Your debut EP, Cabin Fever, landed you a number-one spot on the iTunes Canada Jazz chart. That's amazing! What was it like to reach that milestone, especially with it being your first release?
Thanks! A friend sent me a screenshot and I actually thought they were messing with me – like it was a Photoshop trick or something. When I realized it was true, it was a moment of pure joy and an overwhelming sense of gratitude. I admit to getting a bit mushy about it!
The first thing you need as a musician to be successful is talent, but after that, it's all about promotion. What promotional efforts did you utilize to help you land a number-one chart position?
Before releasing my EP, I was gigging the songs a lot and had a weekly residency at a Toronto bar, singing a mix of '40s and '50s covers along with my own songs. By performing a lot, I met people that really appreciate live music and take the time to go to shows. Those people were instrumental because they invited all their friends and also passed the word along to people they knew behind the scenes in radio, press, etc.
Had you released any singles prior to the EP that indicated your release would be received so well?
Before the release date, I posted one song, "Wild Jack," to my website. Someone at the CBC checked it out and picked up the track. Soon after, they invited me onto their morning show to chat up the release. That was amazing exposure.
Without slowing down, you released your debut full-length album, Bandshell, which also reached number one on the same chart. How do these impressive chart positions translate to the success of your career?
The coolest thing for me has been getting to play shows all over the world – I'm just about to leave for Spain. I am one of the few that loves airports, long drives, hotels, and constantly meeting new people, so I'm really cut out for touring.
There are occasional other perks, too. One time I met a nice lady in a bakery and when she realized that she knew my song, she bought me chocolate cake! Another time I was in a store trying on clothes and my song came on the radio. I could get used to that.
Jazz can be a challenging genre when it comes to recorded music. We often think of it as being a live experience. But you're a prime example of recording jazz and releasing it to high demand. What are your thoughts on the current jazz world and the relevance of albums?

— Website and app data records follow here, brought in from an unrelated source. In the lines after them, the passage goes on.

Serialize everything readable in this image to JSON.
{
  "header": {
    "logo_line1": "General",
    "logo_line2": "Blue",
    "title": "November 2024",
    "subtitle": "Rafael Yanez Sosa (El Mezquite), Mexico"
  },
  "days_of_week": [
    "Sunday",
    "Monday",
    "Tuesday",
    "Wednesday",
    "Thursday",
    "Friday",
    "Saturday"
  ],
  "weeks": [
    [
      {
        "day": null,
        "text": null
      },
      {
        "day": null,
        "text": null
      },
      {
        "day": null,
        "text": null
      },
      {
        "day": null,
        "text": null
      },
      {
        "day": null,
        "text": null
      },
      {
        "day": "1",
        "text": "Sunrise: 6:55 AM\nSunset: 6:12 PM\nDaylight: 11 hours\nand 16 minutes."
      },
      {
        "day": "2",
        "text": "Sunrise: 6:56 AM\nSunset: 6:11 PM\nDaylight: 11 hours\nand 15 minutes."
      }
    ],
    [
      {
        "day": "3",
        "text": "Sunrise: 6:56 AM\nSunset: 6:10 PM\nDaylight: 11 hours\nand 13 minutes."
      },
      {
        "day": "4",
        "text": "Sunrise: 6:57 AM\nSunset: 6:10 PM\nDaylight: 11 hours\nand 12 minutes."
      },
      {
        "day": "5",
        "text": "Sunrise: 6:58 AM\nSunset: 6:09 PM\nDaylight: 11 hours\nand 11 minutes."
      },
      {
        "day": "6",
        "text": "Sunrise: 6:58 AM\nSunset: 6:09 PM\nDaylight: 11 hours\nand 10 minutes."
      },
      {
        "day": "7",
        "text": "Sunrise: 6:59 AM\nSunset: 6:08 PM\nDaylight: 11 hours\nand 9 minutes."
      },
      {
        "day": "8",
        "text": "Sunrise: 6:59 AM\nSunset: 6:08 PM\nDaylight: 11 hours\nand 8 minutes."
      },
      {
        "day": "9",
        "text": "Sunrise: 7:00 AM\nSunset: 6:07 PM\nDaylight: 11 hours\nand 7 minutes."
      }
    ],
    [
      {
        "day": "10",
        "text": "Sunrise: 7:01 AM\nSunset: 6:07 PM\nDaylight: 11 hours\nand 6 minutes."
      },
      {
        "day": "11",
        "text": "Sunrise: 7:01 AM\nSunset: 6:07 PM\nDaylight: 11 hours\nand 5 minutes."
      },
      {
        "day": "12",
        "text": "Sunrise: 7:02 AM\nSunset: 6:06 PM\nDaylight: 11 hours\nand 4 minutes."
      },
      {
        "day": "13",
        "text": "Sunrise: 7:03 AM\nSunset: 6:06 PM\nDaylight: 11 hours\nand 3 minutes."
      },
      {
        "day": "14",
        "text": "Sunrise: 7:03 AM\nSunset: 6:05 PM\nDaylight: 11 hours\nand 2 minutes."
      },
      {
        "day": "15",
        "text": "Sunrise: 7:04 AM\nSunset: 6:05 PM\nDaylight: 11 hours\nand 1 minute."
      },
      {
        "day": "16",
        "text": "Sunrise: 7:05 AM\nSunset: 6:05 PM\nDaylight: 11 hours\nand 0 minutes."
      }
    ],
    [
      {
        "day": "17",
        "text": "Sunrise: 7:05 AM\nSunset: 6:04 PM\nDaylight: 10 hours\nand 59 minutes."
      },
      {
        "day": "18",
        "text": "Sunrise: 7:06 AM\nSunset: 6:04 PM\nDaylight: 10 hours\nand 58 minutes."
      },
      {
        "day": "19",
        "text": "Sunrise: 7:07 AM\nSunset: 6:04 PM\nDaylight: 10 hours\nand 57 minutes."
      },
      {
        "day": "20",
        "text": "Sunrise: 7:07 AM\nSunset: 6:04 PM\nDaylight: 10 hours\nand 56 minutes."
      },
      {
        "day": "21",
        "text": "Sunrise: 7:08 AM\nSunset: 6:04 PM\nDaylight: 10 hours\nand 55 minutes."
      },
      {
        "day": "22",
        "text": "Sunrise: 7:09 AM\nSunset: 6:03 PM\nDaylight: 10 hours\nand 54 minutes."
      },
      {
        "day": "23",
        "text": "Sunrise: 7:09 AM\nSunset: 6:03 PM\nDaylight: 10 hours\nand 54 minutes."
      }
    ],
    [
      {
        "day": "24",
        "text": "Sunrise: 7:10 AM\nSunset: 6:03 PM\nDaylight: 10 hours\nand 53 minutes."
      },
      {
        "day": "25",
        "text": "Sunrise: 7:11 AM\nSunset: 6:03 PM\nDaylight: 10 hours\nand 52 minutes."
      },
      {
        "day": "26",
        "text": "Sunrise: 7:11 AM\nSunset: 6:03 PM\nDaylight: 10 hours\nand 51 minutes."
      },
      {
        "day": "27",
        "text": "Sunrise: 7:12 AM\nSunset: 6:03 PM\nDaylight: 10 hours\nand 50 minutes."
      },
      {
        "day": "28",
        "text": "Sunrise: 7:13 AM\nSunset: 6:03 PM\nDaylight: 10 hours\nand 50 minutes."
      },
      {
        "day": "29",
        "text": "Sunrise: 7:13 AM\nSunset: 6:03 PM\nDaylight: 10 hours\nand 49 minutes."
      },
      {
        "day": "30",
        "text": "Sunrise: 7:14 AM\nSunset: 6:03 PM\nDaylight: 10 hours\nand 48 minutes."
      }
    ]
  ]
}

In my observation, the jazz world still prefers an album. It might be the only genre to still sell loads of CDs and some vinyl, too, which is very cool. You really couldn't ask for a better, more supportive audience. From what I understand, jazz radio programmers also prefer full albums as well. Personally, I once entertained the idea of singles, but have decided that I need the outlet of a full album. I may release the odd single in between bigger releases, but that's about it.
Tell us about your experience with Sonicbids and how it's helped your music career. Do you have any favorite opportunities that stand out to you?
I recently booked a festival through Sonicbids that not only was an awesome gig, but it put me in the running for a cash award from one of the sponsors – which I didn't even know about until I won!
The site is also very user-friendly, and you can apply to a lot of things in one place – it's a huge help to an indie artist.
If you were talking to an aspiring artist who has recorded an album but is nervous about the reception it might get, what three pieces of insight would you give?
- Gig as much as possible and meet tons of people online and in person. Have a great website, but don't hide behind your computer.
- Make a list of all the people you want to hear your album (media, radio, bloggers, etc.) and then figure out how to get it to them. Start promotion two to three months in advance of your release date and hire a publicist if you can.
- For the best chance to chart, make sure your release date is not in conflict with a huge artist or an artist with a similar vibe to you.